Results and improvements
Over the period 2019-2022, very encouraging results have been achieved as a direct result of actions in the areas of blood sampling, blood transfusions and oxygen administration:

- 32% reduction in avoidable blood transfusions ;
  • – 43% less blood drawn per patient, which corresponds to,
between 2019 and 2022, 725 litres of blood, 68,000 tubes and 610 kg of plastic, as well as
160 hours of nursing time per month;
  • – 23% fewer venous catheters inserted;
- 20% fewer episodes of over-oxygenation.
Indicators for other areas of the programme are currently being collected and analysed.


This year, some 500 entries from hospitals and healthcare organisations in 43 different countries were judged. A panel of 40 experts from around the world selected 69 finalists who were shortlisted for awards in seven separate categories.
The “Smarter medicine in intensive care” project was awarded second prize in the quality of care and patient safety category.
The University Hospitals of Geneva are actively committed to more efficient and sustainable medical practices, while offering high-quality care to patients. It was the first partner hospital of Smarter Medicine Switzerland.


Source: HUG Press Release
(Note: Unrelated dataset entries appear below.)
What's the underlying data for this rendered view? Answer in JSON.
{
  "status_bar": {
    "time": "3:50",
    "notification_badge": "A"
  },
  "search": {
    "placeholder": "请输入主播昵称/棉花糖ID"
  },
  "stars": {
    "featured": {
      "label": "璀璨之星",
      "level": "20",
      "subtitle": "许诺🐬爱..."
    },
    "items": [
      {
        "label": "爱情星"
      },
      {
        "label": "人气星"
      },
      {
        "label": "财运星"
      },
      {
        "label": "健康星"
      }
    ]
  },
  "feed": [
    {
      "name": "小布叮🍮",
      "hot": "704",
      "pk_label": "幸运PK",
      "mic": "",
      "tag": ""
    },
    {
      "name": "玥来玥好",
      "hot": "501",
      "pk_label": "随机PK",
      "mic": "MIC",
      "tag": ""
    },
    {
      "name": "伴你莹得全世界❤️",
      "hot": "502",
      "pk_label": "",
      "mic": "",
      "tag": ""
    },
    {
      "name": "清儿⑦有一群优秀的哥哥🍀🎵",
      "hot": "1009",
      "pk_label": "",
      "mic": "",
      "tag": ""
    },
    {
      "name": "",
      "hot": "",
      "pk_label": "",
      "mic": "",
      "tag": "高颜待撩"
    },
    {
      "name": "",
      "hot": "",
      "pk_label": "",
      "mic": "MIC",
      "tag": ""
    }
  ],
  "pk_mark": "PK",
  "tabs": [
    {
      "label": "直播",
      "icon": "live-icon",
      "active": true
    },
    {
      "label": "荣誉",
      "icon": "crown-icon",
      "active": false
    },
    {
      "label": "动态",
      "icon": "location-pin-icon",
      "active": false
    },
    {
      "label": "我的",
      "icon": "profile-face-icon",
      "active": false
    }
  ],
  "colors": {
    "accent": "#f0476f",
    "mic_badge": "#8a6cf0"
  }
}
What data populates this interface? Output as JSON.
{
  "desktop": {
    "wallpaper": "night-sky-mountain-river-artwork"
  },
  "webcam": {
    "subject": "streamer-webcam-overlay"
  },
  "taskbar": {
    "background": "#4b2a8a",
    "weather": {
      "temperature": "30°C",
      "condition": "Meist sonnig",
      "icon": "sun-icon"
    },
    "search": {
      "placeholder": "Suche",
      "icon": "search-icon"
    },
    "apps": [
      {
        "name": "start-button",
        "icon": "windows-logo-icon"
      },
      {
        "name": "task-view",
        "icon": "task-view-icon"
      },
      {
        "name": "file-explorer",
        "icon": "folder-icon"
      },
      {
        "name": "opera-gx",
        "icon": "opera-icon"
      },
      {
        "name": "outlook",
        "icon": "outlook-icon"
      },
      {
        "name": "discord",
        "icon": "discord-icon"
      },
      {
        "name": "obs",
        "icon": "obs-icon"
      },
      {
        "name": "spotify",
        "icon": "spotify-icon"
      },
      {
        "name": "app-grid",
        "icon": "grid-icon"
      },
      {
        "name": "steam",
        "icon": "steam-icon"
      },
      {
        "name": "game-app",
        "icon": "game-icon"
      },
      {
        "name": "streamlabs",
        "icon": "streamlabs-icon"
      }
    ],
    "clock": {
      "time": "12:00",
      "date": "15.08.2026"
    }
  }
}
📸 From left to right: Dr Filipo Boroli, Annie-Claude Paubel, Audrey Prestini, Zilfi Koyluk, Frank Dumoulin, Bertrand Levrat. © HUG – Dr Filippo Boroli.